The staff at Airbnb quickly realized that if they don’t tap into the power of social, the platform will quickly become just another room renting service. First, they got us swooning over dreamlike tree houses in the jungle and magnificent igloos under the skies pierced by the Northern lights. Then they created #LoveThisLiveThere campaign, where they compare the lifestyles and sights of two different cities. Wouldn’t you be tempted by these photos, clearly showing that there is someone on the other side of the globe sharing the same passion?
17. Words in pictures – Story
Not sure whether to tell the story with written text or visual cues? This brand uses both by showing us material things such as mugs, plates, books and walls featuring slogans.
Among numerous useful blog posts on email automation, once in a while MailChimp throws in a custom image of its iconic monkey pictured in different settings.
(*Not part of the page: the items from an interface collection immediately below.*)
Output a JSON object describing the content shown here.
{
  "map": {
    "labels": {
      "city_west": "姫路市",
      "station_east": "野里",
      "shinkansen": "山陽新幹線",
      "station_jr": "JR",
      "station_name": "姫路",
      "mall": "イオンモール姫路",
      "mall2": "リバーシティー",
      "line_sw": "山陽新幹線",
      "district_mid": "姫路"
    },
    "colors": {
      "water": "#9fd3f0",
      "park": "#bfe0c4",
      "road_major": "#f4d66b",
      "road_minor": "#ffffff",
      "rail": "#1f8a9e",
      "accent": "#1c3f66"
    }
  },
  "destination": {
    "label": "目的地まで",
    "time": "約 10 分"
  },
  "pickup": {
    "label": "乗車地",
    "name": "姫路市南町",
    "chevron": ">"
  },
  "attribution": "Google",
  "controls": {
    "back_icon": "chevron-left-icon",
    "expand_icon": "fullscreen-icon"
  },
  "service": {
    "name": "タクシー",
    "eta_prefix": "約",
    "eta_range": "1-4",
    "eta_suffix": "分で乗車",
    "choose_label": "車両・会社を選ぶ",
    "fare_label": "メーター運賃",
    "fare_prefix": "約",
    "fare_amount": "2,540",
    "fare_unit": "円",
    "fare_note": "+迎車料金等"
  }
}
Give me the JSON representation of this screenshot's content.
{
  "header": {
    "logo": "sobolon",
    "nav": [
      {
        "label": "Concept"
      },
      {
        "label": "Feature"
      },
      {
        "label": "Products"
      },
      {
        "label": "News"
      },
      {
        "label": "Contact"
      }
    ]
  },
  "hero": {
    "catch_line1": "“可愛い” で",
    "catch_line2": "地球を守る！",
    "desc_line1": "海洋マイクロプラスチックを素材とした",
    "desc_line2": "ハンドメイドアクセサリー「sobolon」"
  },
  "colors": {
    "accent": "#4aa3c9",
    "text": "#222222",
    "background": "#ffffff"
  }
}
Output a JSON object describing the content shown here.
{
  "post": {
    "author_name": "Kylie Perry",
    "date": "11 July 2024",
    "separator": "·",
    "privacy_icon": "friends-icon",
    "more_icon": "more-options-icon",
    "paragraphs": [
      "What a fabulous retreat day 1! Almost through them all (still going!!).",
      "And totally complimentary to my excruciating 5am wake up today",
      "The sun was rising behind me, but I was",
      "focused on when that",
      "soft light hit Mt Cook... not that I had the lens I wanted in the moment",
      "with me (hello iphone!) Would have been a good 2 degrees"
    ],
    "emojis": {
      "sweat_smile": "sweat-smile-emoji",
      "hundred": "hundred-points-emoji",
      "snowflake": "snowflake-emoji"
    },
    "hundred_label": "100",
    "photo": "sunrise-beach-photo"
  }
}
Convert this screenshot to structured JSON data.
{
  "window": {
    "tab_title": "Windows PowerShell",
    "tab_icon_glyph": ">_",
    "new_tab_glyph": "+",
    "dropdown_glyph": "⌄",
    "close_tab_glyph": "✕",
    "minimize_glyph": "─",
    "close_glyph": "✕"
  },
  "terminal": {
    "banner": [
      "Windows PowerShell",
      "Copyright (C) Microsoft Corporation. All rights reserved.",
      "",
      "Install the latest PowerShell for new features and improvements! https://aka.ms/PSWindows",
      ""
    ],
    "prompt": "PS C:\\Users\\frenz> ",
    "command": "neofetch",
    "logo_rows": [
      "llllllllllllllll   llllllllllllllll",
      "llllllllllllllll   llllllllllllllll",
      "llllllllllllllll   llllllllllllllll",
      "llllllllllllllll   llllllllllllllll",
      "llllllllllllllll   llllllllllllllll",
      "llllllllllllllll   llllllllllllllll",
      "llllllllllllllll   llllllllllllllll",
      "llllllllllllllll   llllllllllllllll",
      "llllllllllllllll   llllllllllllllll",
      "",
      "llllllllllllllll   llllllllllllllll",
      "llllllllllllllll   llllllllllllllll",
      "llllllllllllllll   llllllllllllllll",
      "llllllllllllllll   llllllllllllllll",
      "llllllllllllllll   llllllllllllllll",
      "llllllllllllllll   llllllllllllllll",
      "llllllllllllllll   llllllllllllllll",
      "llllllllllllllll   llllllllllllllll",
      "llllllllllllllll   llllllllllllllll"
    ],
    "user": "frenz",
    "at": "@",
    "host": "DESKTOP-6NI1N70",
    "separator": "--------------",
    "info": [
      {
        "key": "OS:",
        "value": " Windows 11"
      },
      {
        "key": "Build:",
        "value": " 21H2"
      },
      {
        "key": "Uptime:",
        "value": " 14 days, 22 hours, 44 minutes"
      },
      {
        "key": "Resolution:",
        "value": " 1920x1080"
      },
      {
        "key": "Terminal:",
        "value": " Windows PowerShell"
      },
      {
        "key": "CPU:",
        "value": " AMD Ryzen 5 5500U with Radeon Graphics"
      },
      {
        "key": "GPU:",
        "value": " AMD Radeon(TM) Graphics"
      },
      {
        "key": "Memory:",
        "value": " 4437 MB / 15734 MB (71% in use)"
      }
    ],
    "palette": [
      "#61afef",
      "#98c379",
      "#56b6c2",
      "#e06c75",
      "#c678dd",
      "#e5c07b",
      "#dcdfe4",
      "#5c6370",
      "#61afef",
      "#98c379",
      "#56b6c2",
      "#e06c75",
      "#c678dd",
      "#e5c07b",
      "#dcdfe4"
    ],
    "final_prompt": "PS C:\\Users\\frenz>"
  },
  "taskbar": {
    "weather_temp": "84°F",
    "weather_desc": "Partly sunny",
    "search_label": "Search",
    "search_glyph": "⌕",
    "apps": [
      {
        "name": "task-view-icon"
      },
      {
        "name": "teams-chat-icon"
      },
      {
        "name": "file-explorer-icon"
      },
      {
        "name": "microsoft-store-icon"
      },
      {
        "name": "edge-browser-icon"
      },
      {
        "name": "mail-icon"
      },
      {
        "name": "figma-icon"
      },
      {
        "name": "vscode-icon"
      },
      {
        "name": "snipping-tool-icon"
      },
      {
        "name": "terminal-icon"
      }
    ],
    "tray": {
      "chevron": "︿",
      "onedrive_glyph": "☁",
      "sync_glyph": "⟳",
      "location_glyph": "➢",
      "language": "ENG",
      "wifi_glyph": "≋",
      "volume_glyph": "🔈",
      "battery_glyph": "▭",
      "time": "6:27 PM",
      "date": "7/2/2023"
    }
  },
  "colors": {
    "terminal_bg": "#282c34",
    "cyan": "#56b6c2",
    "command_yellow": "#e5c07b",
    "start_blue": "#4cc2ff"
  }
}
It shows that the brand doesn’t take itself too seriously. This simple trick also keeps the audience entertained while they familiarize themselves with data driven, educational content.
Fashion brands often fall victim to promotional content – their social media pages look like an ecommerce store. While it’s okay to use social media to drive sales, too much promotion and product driven content can drive people away. Instead, look at your fashion brand from a lifestyle point of view. Clothes, interiors, sport, hobbies can all be an inspiration for content.
Illustrations are a great way to attract attention, but they are already quite ubiquitous. Dollar Shave Club uses comics instead. Comics are mini illustrated stories that convey the message in a cool, casual way, making them a perfect example of visually driven content marketing.
Looking to convey a premium image and show your craftsmanship skills? Then consider making your Instagram page look visually consistent and use lots of white space in your imagery. Tesla’s page is creative, original and is a feast for designer’s eyes.
Brands with socially charged missions can learn a lot from Everlane. Not only does the fashion brand challenge the traditional process of making designer clothes, but it also puts craftsmen at the center of its content strategy. Launched this July, the #FactoryFriday campaign features factory employees holding the shoes they’re making. The campaign makes the brand more personable and sparks user engagement.
Have a great product that can be used in different creative ways? Teach, inspire and show people how to use the product by displaying the variety of possible creations and results. Play-Doh makes cute, little playdough figures and features them in its social media content.
Nothing informs visually driven content better than the product shape. Défoncé Chocolatier is a brand of triangle shaped chocolate bars with a Californian twist. Look at how the brand uses various geometrical shapes in all their content: from the traditional triangle and rectangle to three dimensional rhombus and pyramid shapes, all of the brand’s content is informed by universal geometrical themes.
Another brand that sticks to the same color palette. Tommy Hilfiger’s signature white, red and blue colors can be seen throughout its social media presence – in clothes, pictures, model lipstick, backgrounds and video filters.
Content marketing is an intricate playing field that gets more complex and competitive each year. Yet, it is still one of the most effective ways to create connections and attract a loyal following. Brands are constantly being challenged to come up with new, exciting ideas for content in order to stay relevant and break through the clutter of advertising noise. And designers, with their ability and skills to create visually appealing, engaging content, can play a major role in this process.
This post was written by the DesignBold Team. DesignBold is an online graphic design tool that aims to redefine the boundaries of design and technology, empowering all users and organizations to convey their message, products and services.